“Survivor” is back! On Wednesday, Sept. 23, fans sprinted to their couches to witness the return of TV’s best social strategy game. Four months have passed since the legendary finale of “Survivor 42,” when Maryanne Oketch became the sole Survivor after starting the game on the outs of the Taku tribe. Oketch played a magnificent social game throughout, making timely strategic moves such as leading the charge to oust frontrunner Omar Zaheer. She was a wolf in sheep’s clothing, and waited for the perfect time to strike. Maryanne is the second Black woman to win “Survivor,” the first since Vecepia Towery (“Survivor: Marquesas”) all the way back in the show’s fourth season. Because of Oketch’s historic victory, as well as strong gameplay from standouts Zaheer, Hai Giang, Drea Wheeler, and Lindsay Dolashewicz, fans were overjoyed with “Survivor 42.”
Because of this, anticipation was high for the premiere of “Survivor 43.” Wednesday’s episode was the first premiere since “Survivor: Season 20, Heroes vs. Villains” to feature only one elimination, allowing the show to devote more time than usual to introducing the castaways, which helped fans get invested in their backgrounds. I know more about these players after one episode than I have after any season premiere in recent memory. Some personal favorites are Owen Knight, Ryan Medrano, Sami Laydi, and Elie Scott.
Owen is a 29-year-old college admissions director and a “Survivor” superfan, which was evident from the moment he appeared on screen. He has a great handle on how to create bonds, and seems to be the most strategically minded person in his Baka tribe so far.
Ryan is a 24-year-old warehouse associate, and his story is one to hear. He was born prematurely, and was diagnosed with mild cerebral palsy at birth. Doctors told his mother that he would likely never walk. Through dedication and physical therapy, though, he eventually did, going on to become a prolific athlete. Ryan has the potential to play an incredible social game because of how likable he is, although the early four-person majority on the Coco tribe seems to be Cassidy Clark, Karla Cruz Godoy, Lindsay Carmine, and James Jones. “Survivor” is a numbers game at its core, so a strong four will always have the upper hand against the other two in the votes. However, it is early, and tribal dynamics will likely fluctuate.
Sami is a 19-year old student and pet cremator on the Baka tribe. His outgoing personality jumps off the screen, but what really interested me about him were his early strategic decisions. Players under 20 have struggled in the past on “Survivor,” especially in recent years. Many attribute this to a lack of life experience, but it’s also true that other players assume the young ones are less responsible and trustworthy than their older counterparts.
Because of this, Sami decided to lie about his age, saying that he was 22. I thought this was a smart decision, and I’m really interested to see how it impacts his game in the future. He also held back in a logic puzzle that his tribe had to complete. He opted to hide his intelligence, which makes sense.

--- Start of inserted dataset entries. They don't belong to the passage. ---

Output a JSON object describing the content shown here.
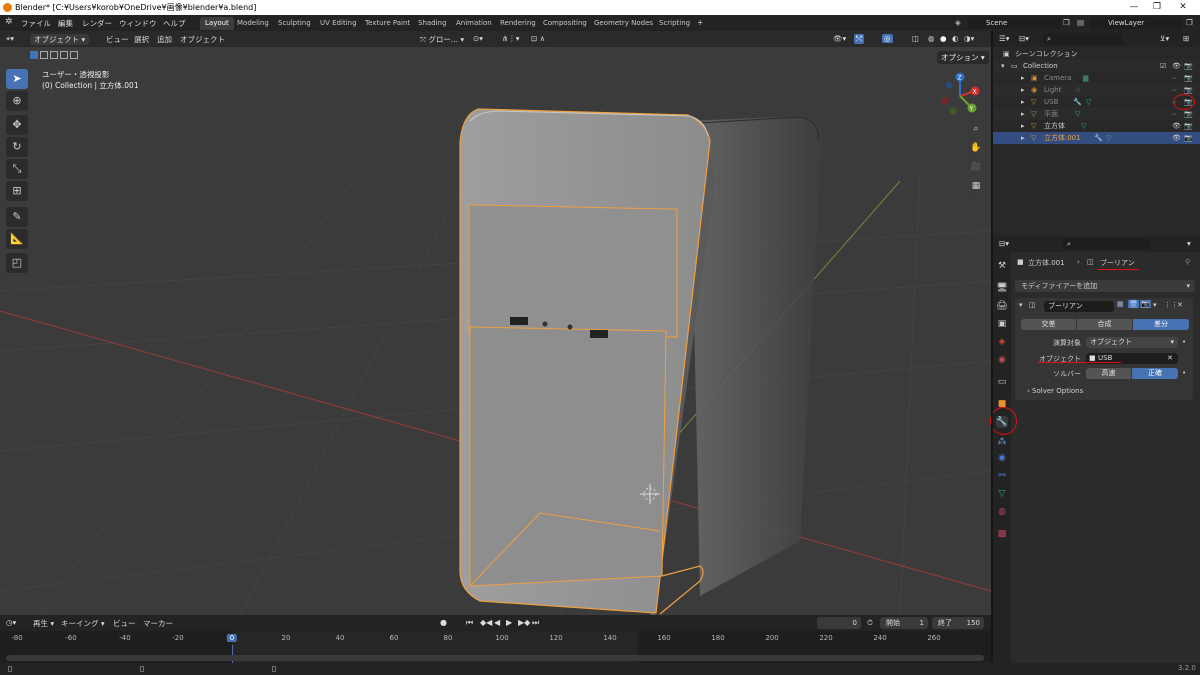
{
  "window": {
    "title": "Blender* [C:¥Users¥korob¥OneDrive¥画像¥blender¥a.blend]"
  },
  "menu": [
    "ファイル",
    "編集",
    "レンダー",
    "ウィンドウ",
    "ヘルプ"
  ],
  "workspaces": [
    "Layout",
    "Modeling",
    "Sculpting",
    "UV Editing",
    "Texture Paint",
    "Shading",
    "Animation",
    "Rendering",
    "Compositing",
    "Geometry Nodes",
    "Scripting"
  ],
  "scene": {
    "name": "Scene",
    "view_layer": "ViewLayer"
  },
  "viewport": {
    "mode": "オブジェクト",
    "header_menus": [
      "ビュー",
      "選択",
      "追加",
      "オブジェクト"
    ],
    "transform_orientation": "グロー...",
    "options": "オプション",
    "view_name": "ユーザー・透視投影",
    "view_sub": "(0) Collection | 立方体.001",
    "gizmo_axes": [
      "X",
      "Y",
      "Z"
    ]
  },
  "timeline": {
    "menus": [
      "再生",
      "キーイング",
      "ビュー",
      "マーカー"
    ],
    "current_frame": "0",
    "start_label": "開始",
    "start": "1",
    "end_label": "終了",
    "end": "150",
    "ticks": [
      "-80",
      "-60",
      "-40",
      "-20",
      "0",
      "20",
      "40",
      "60",
      "80",
      "100",
      "120",
      "140",
      "160",
      "180",
      "200",
      "220",
      "240",
      "260"
    ]
  },
  "outliner": {
    "root": "シーンコレクション",
    "collection": "Collection",
    "items": [
      {
        "name": "Camera",
        "color": "#8a8a8a"
      },
      {
        "name": "Light",
        "color": "#8a8a8a"
      },
      {
        "name": "USB",
        "color": "#8a8a8a"
      },
      {
        "name": "平面",
        "color": "#8a8a8a"
      },
      {
        "name": "立方体",
        "color": "#d0d0d0"
      },
      {
        "name": "立方体.001",
        "color": "#f0a040"
      }
    ]
  },
  "properties": {
    "breadcrumb_object": "立方体.001",
    "breadcrumb_modifier": "ブーリアン",
    "add_modifier": "モディファイアーを追加",
    "modifier_name": "ブーリアン",
    "operations": [
      "交差",
      "合成",
      "差分"
    ],
    "operation_active": "差分",
    "operand_label": "演算対象",
    "operand_value": "オブジェクト",
    "object_label": "オブジェクト",
    "object_value": "USB",
    "solver_label": "ソルバー",
    "solvers": [
      "高速",
      "正確"
    ],
    "solver_active": "正確",
    "solver_options": "Solver Options"
  },
  "status": {
    "version": "3.2.0"
  },
  "colors": {
    "accent": "#4772b3",
    "selection": "#f0a040",
    "annotation": "#e01010"
  }
}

Sami is a bigger guy, and he wants to downplay his threat level by feeding into the stereotype of strong men being unstrategic. This is another smart call in my opinion, and one that could pay dividends in the future.
Elie is a 31-year old clinical psychologist, and her “Survivor” fandom was born from her relationship with her late sister. The last conversation that Elie had with her sister was about “Survivor,” and her tragic passing inspired Elie to compete on the show. She seems to have made bonds with everyone on her Baka tribe, and orchestrated their first vote-out without having to take on an obvious leadership position. She’s starting off hot, and is someone to watch, for sure.
The new season seems to have kept some important things from the prior two seasons, one of which is the prisoner’s dilemma. Members of different tribes arrived at a separate beach from the rest of the contestants, and were given the option to either risk their vote at the next Tribal Council for an advantage, or play it safe and protect their vote. Dwight (Vesi), Gabler (Baka), and Karla (Coco) went this time. Karla decided to protect her vote, while Gabler and Dwight opted to risk theirs. The gamble worked out for Gabler, who received an idol that works for the first two Tribal Councils he attends. When played before the votes are read, idols allow a player to cancel all votes for a person of their choosing It didn’t work for Dwight, however, who was penalized and will not be able to vote at his first Tribal Council.
As previously mentioned, this episode was very light in the strategic department. Baka lost the immunity challenge, meaning that they had to vote someone out at Tribal Council that night. Led by Elie, the tribe opted to vote out Morriah Young. This was a simple, old school “Survivor” vote. They didn’t want to lose another immunity challenge, so they took out Morriah, who was perceived to be the physically weakest tribe member.
Seventeen castaways remain, and this season is shaping up to be fantastic. After 42 seasons, it’s comforting to know that the producers know what makes “Survivor” special — genuinely caring about the players. This episode’s focus on backstory will help fans get invested in the season even more than normal. Each successful move will feel more exhilarating, and each elimination more devastating. I personally can’t wait to see what fantastic moves the players will make to survive, and yes, even who will inevitably be sent home in the heart-wrenching vote-outs. Stay tuned!